David Gray - Nemesis
His White Ladder chart-topping days may be behind him, but that doesn't mean that Mr. Gray's star has faded. Returning after a four year long hiatus, Draw The Line was a welcome return of a songwriter in the classical mould. Perfectly metered couplets, accessible tunes that still contained the spirit of invention and of course Gray's ever-felt presence in that voice.

Monsters Of Folk - Say Please
Not quite the sum of their legendary parts, the monsters in question - Conor Oberst & Mike Mogis of Bright Eyes, Jim James of My Morning Jacket, and influential singer-songwriter M. Ward - instead opted for casual bouts; but when the components sparked, it resulted in catchy tuneage such as this.

Arctic Monkeys - Cornerstone
The Sheffield heroes' third album may have polarised the lovers of their small-town-stories-meets-angular-rock aesthetic; but Humbug instead introduced a new kind of intimacy. Their excellent narratives were still intact, they just came accompanied in new musical guises, such as this relaxed ballad couching a deeply personal lyric that features a series of trysts in pubs

The Antlers - Bear
Alloyed by a steady stream of blogosphere hype, the Brookly three-piece's Hospice was a conceptual investigation into pain and loss via grief and hospital-bound turmoil. Though the prospect of such sour-faced introspection will have most heading for the exit, Antlers managed to temper it with cathartic build and release a la Arcade Fire en route through Okkervil River. The twinkling Bear being a perfect personification of their appeal.

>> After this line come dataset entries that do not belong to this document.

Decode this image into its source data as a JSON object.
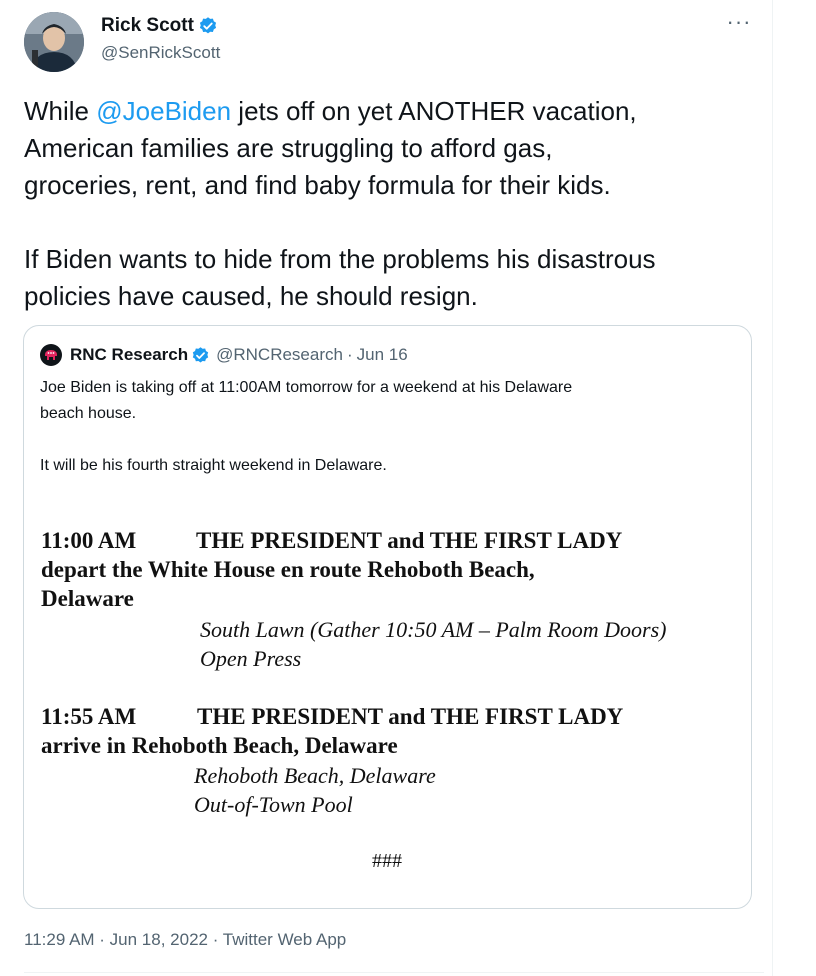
{
  "author": {
    "name": "Rick Scott",
    "handle": "@SenRickScott",
    "verified_icon": "verified-badge-icon",
    "avatar_icon": "avatar-photo"
  },
  "more_label": "···",
  "tweet": {
    "text_before_mention": "While ",
    "mention": "@JoeBiden",
    "text_after_mention": " jets off on yet ANOTHER vacation,\nAmerican families are struggling to afford gas,\ngroceries, rent, and find baby formula for their kids.\n\nIf Biden wants to hide from the problems his disastrous\npolicies have caused, he should resign."
  },
  "quoted_tweet": {
    "name": "RNC Research",
    "handle": "@RNCResearch",
    "separator": "·",
    "date": "Jun 16",
    "text": "Joe Biden is taking off at 11:00AM tomorrow for a weekend at his Delaware\nbeach house.\n\nIt will be his fourth straight weekend in Delaware.",
    "schedule_image": {
      "entry1_time": "11:00 AM",
      "entry1_line1": "THE PRESIDENT and THE FIRST LADY",
      "entry1_line2": "depart the White House en route Rehoboth Beach,",
      "entry1_line3": "Delaware",
      "entry1_location": "South Lawn (Gather 10:50 AM – Palm Room Doors)",
      "entry1_press": "Open Press",
      "entry2_time": "11:55 AM",
      "entry2_line1": "THE PRESIDENT and THE FIRST LADY",
      "entry2_line2": "arrive in Rehoboth Beach, Delaware",
      "entry2_location": "Rehoboth Beach, Delaware",
      "entry2_press": "Out-of-Town Pool",
      "end_mark": "###"
    }
  },
  "timestamp": "11:29 AM · Jun 18, 2022 · Twitter Web App",
  "colors": {
    "link": "#1d9bf0",
    "secondary_text": "#536471",
    "border": "#cfd9de",
    "rnc_logo_red": "#e0245e"
  }
}
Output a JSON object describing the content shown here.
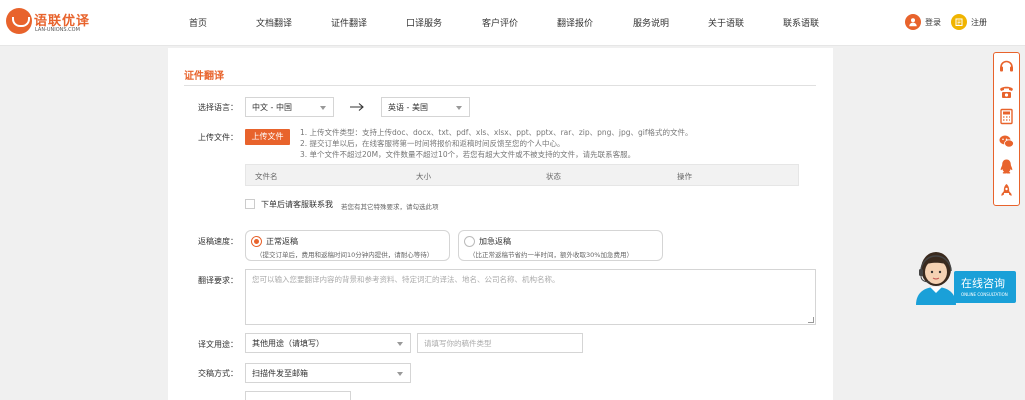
{
  "brand": {
    "name": "语联优译",
    "domain": "LAN-UNIONS.COM",
    "accent": "#e8632c"
  },
  "nav": [
    "首页",
    "文档翻译",
    "证件翻译",
    "口译服务",
    "客户评价",
    "翻译报价",
    "服务说明",
    "关于语联",
    "联系语联"
  ],
  "auth": {
    "login": "登录",
    "register": "注册"
  },
  "form": {
    "title": "证件翻译",
    "language": {
      "label": "选择语言：",
      "source": "中文 - 中国",
      "target": "英语 - 美国"
    },
    "upload": {
      "label": "上传文件：",
      "button": "上传文件",
      "tips": [
        "1. 上传文件类型：支持上传doc、docx、txt、pdf、xls、xlsx、ppt、pptx、rar、zip、png、jpg、gif格式的文件。",
        "2. 提交订单以后，在线客服将第一时间将报价和返稿时间反馈至您的个人中心。",
        "3. 单个文件不超过20M，文件数量不超过10个，若您有超大文件或不被支持的文件，请先联系客服。"
      ],
      "columns": [
        "文件名",
        "大小",
        "状态",
        "操作"
      ]
    },
    "contact": {
      "label": "下单后请客服联系我",
      "note": "若您有其它特殊要求，请勾选此项"
    },
    "speed": {
      "label": "返稿速度：",
      "normal": {
        "title": "正常返稿",
        "desc": "（提交订单后，费用和返稿时间10分钟内提供，请耐心等待）"
      },
      "urgent": {
        "title": "加急返稿",
        "desc": "（比正常返稿节省约一半时间，额外收取30%加急费用）"
      }
    },
    "requirements": {
      "label": "翻译要求：",
      "placeholder": "您可以输入您要翻译内容的背景和参考资料、特定词汇的译法、地名、公司名称、机构名称。"
    },
    "purpose": {
      "label": "译文用途：",
      "value": "其他用途（请填写）",
      "placeholder": "请填写你的稿件类型"
    },
    "delivery": {
      "label": "交稿方式：",
      "value": "扫描件发至邮箱"
    }
  },
  "consult": {
    "title": "在线咨询",
    "subtitle": "ONLINE CONSULTATION"
  },
  "sidebar_icons": [
    "headset-icon",
    "phone-icon",
    "calculator-icon",
    "wechat-icon",
    "qq-icon",
    "rocket-icon"
  ]
}
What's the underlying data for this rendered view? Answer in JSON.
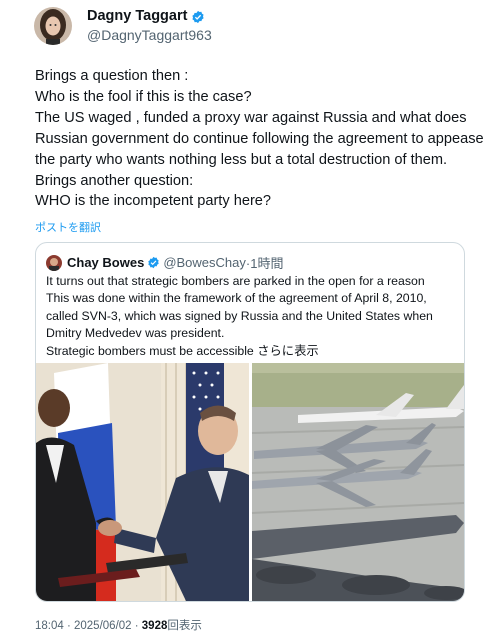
{
  "author": {
    "display_name": "Dagny Taggart",
    "handle": "@DagnyTaggart963"
  },
  "tweet": {
    "lines": [
      "Brings a question then :",
      "Who is the fool if this is the case?",
      "The US waged , funded a proxy war against Russia and what does",
      "Russian government do continue following the agreement to appease",
      "the party who wants nothing less but a total destruction of them.",
      "Brings another question:",
      "WHO is the incompetent party here?"
    ],
    "translate_label": "ポストを翻訳"
  },
  "quote": {
    "display_name": "Chay Bowes",
    "handle": "@BowesChay",
    "time": "·1時間",
    "lines": [
      "It turns out that strategic bombers are parked in the open for a reason",
      "This was done within the framework of the agreement of April 8, 2010,",
      "called SVN-3, which was signed by Russia and the United States when",
      "Dmitry Medvedev was president.",
      "Strategic bombers must be accessible"
    ],
    "more_label": "さらに表示"
  },
  "footer": {
    "timestamp": "18:04 · 2025/06/02 · ",
    "views_count": "3928",
    "views_label": "回表示"
  },
  "colors": {
    "verified": "#1d9bf0",
    "link": "#1d9bf0",
    "border": "#cfd9de",
    "secondary_text": "#536471"
  },
  "icons": {
    "verified": "verified-badge-icon"
  }
}
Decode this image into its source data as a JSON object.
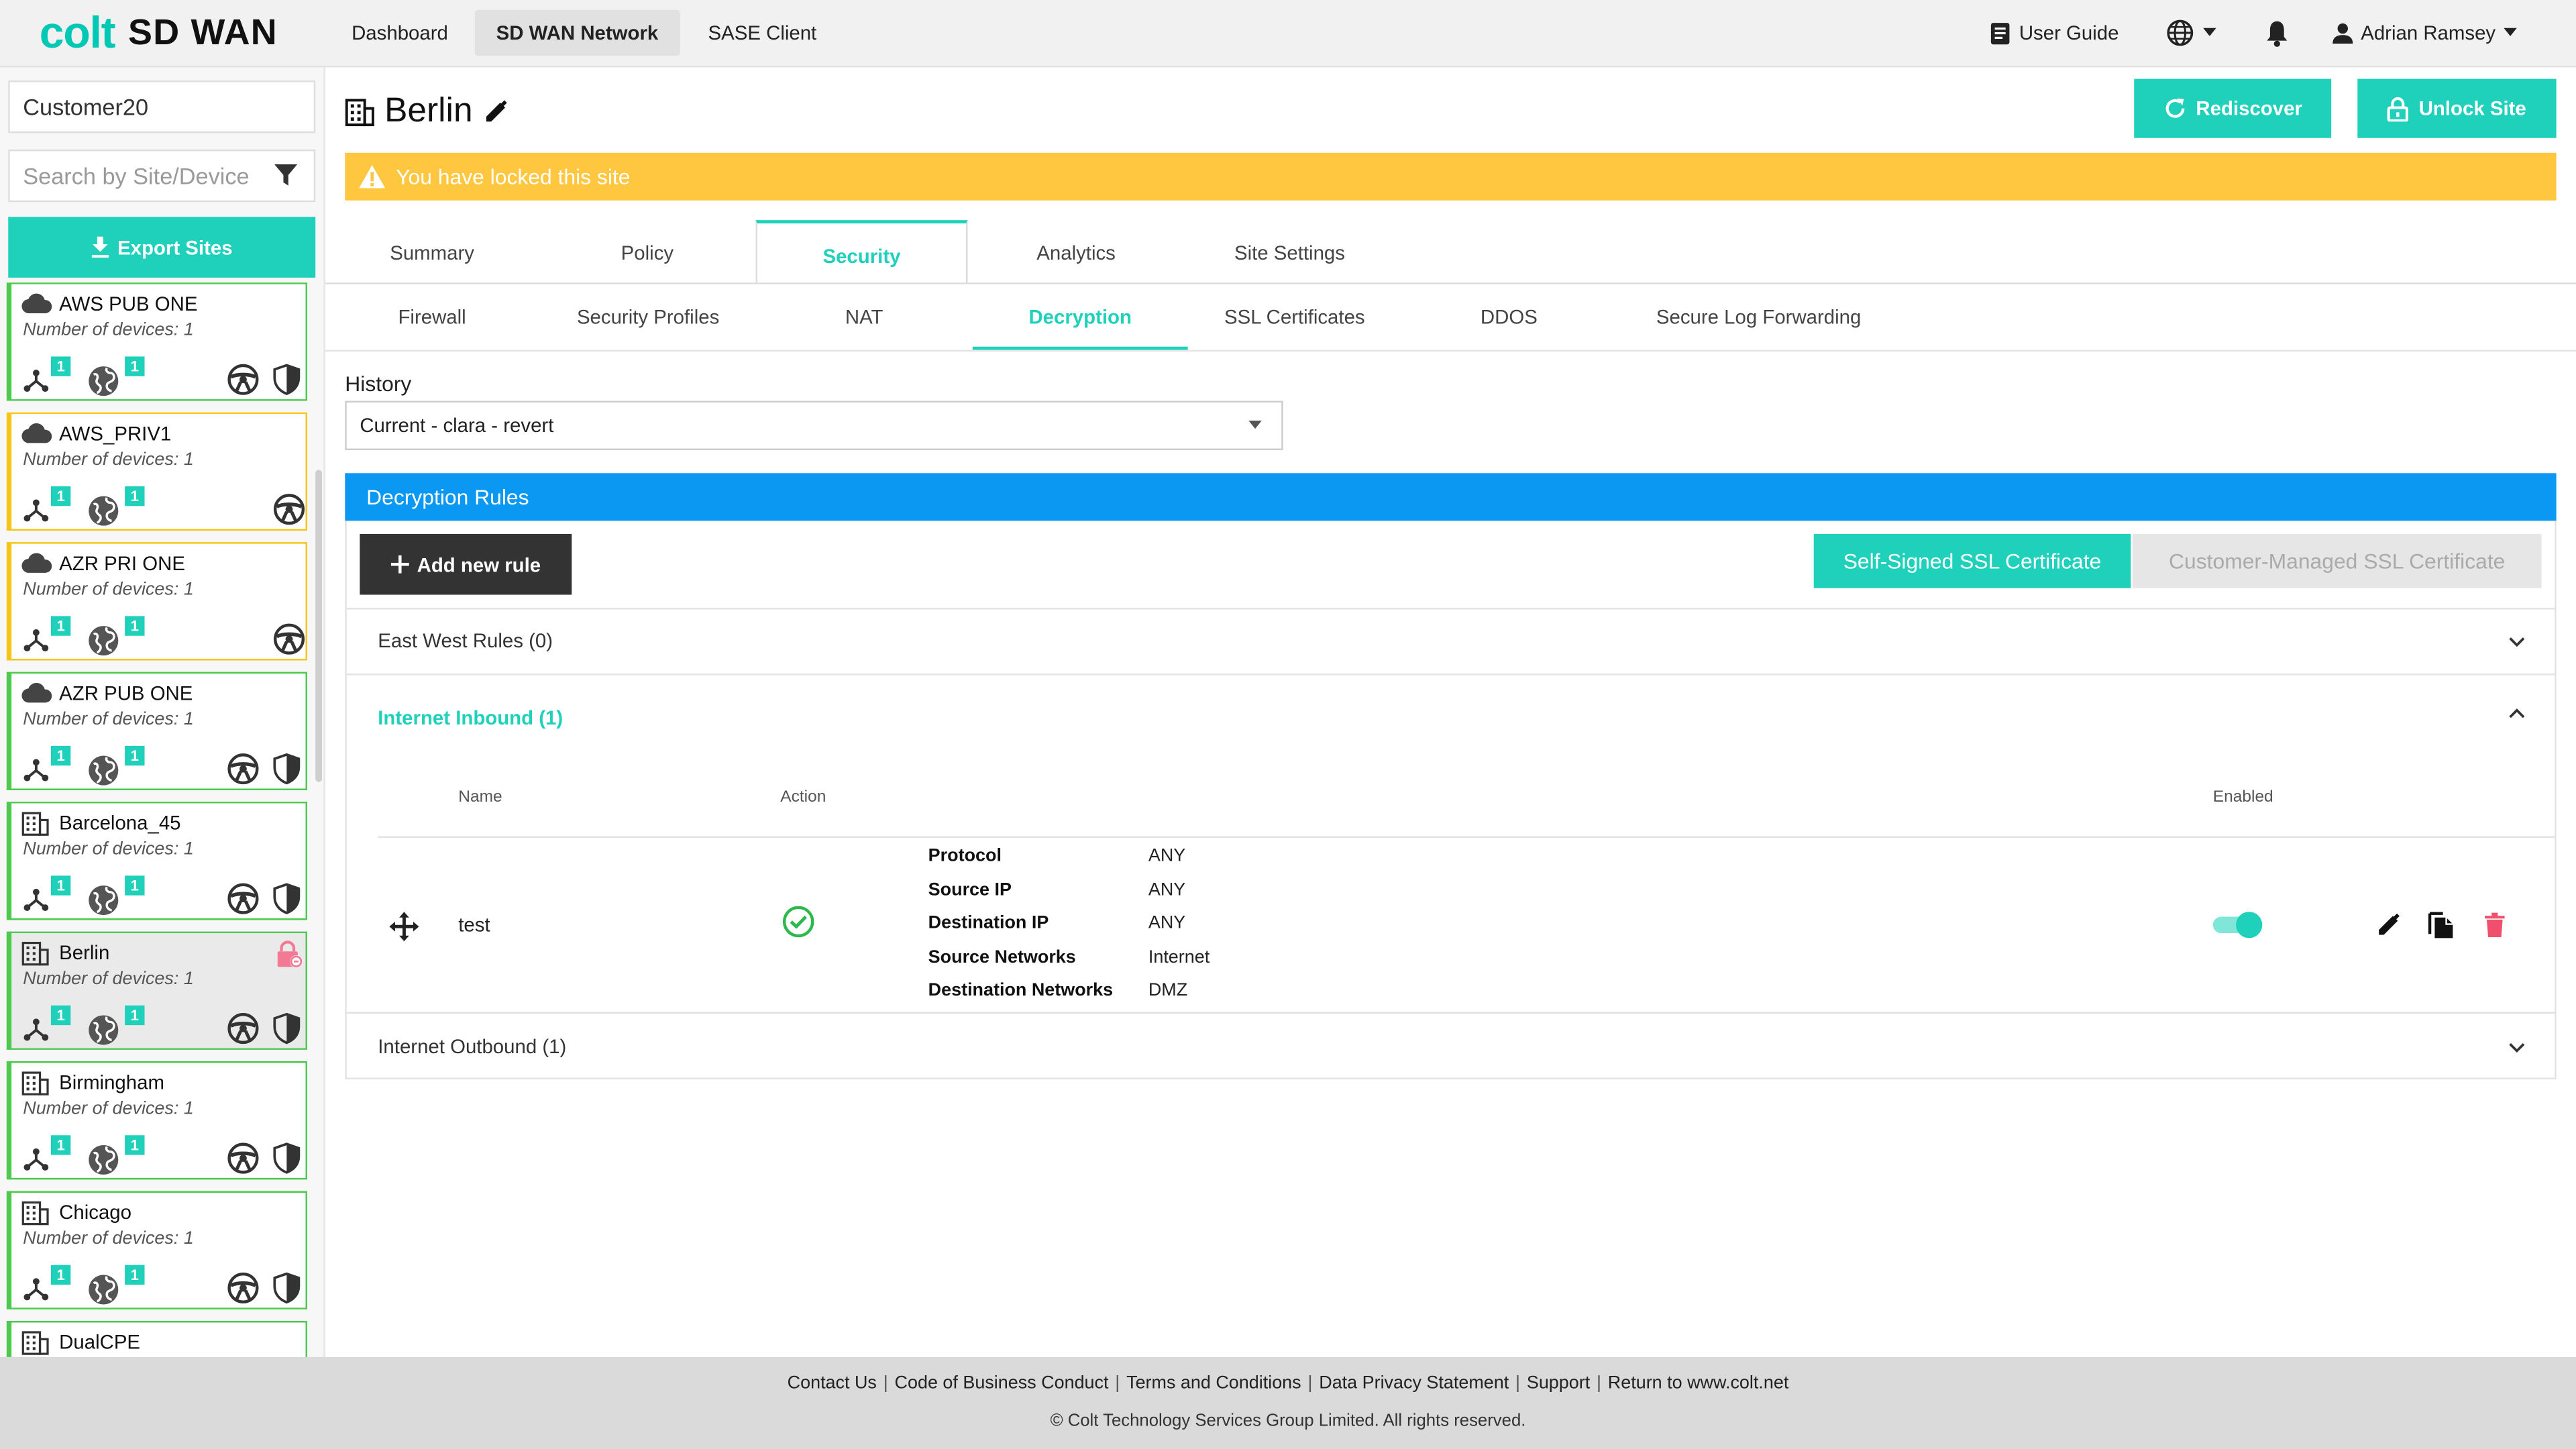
{
  "app": {
    "logo_colt": "colt",
    "logo_product": "SD WAN",
    "nav": [
      "Dashboard",
      "SD WAN Network",
      "SASE Client"
    ],
    "user_guide": "User Guide",
    "user_name": "Adrian Ramsey",
    "accent_color": "#1fd1bb"
  },
  "sidebar": {
    "customer": "Customer20",
    "search_placeholder": "Search by Site/Device",
    "export_label": "Export Sites",
    "sites": [
      {
        "name": "AWS PUB ONE",
        "devices": "Number of devices: 1",
        "type": "cloud-icon",
        "badge1": "1",
        "badge2": "1",
        "status": "green",
        "shield": true
      },
      {
        "name": "AWS_PRIV1",
        "devices": "Number of devices: 1",
        "type": "cloud-icon",
        "badge1": "1",
        "badge2": "1",
        "status": "amber",
        "shield": false
      },
      {
        "name": "AZR PRI ONE",
        "devices": "Number of devices: 1",
        "type": "cloud-icon",
        "badge1": "1",
        "badge2": "1",
        "status": "amber",
        "shield": false
      },
      {
        "name": "AZR PUB ONE",
        "devices": "Number of devices: 1",
        "type": "cloud-icon",
        "badge1": "1",
        "badge2": "1",
        "status": "green",
        "shield": true
      },
      {
        "name": "Barcelona_45",
        "devices": "Number of devices: 1",
        "type": "building-icon",
        "badge1": "1",
        "badge2": "1",
        "status": "green",
        "shield": true
      },
      {
        "name": "Berlin",
        "devices": "Number of devices: 1",
        "type": "building-icon",
        "badge1": "1",
        "badge2": "1",
        "status": "green",
        "shield": true,
        "locked": true,
        "selected": true
      },
      {
        "name": "Birmingham",
        "devices": "Number of devices: 1",
        "type": "building-icon",
        "badge1": "1",
        "badge2": "1",
        "status": "green",
        "shield": true
      },
      {
        "name": "Chicago",
        "devices": "Number of devices: 1",
        "type": "building-icon",
        "badge1": "1",
        "badge2": "1",
        "status": "green",
        "shield": true
      },
      {
        "name": "DualCPE",
        "devices": "",
        "type": "building-icon",
        "badge1": "",
        "badge2": "",
        "status": "green",
        "shield": false
      }
    ]
  },
  "page": {
    "title": "Berlin",
    "rediscover_label": "Rediscover",
    "unlock_label": "Unlock Site",
    "lock_banner": "You have locked this site",
    "tabs": [
      "Summary",
      "Policy",
      "Security",
      "Analytics",
      "Site Settings"
    ],
    "active_tab": "Security",
    "subtabs": [
      "Firewall",
      "Security Profiles",
      "NAT",
      "Decryption",
      "SSL Certificates",
      "DDOS",
      "Secure Log Forwarding"
    ],
    "active_subtab": "Decryption"
  },
  "history": {
    "label": "History",
    "selected": "Current - clara - revert"
  },
  "rules": {
    "header": "Decryption Rules",
    "add_label": "Add new rule",
    "cert_self": "Self-Signed SSL Certificate",
    "cert_customer": "Customer-Managed SSL Certificate",
    "sections": {
      "east_west": "East West Rules (0)",
      "inbound": "Internet Inbound (1)",
      "outbound": "Internet Outbound (1)"
    },
    "columns": {
      "name": "Name",
      "action": "Action",
      "enabled": "Enabled"
    },
    "row": {
      "name": "test",
      "enabled": true,
      "conditions": [
        {
          "key": "Protocol",
          "value": "ANY"
        },
        {
          "key": "Source IP",
          "value": "ANY"
        },
        {
          "key": "Destination IP",
          "value": "ANY"
        },
        {
          "key": "Source Networks",
          "value": "Internet"
        },
        {
          "key": "Destination Networks",
          "value": "DMZ"
        }
      ]
    }
  },
  "footer": {
    "links": [
      "Contact Us",
      "Code of Business Conduct",
      "Terms and Conditions",
      "Data Privacy Statement",
      "Support",
      "Return to www.colt.net"
    ],
    "copyright": "© Colt Technology Services Group Limited. All rights reserved."
  }
}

Phew, that became far more of a trial than it needed to be. The Rant's internet plan is simply not cutting the mustard like it used to. So in the words of Farmer Hoggett "that'll do pig... that'll do"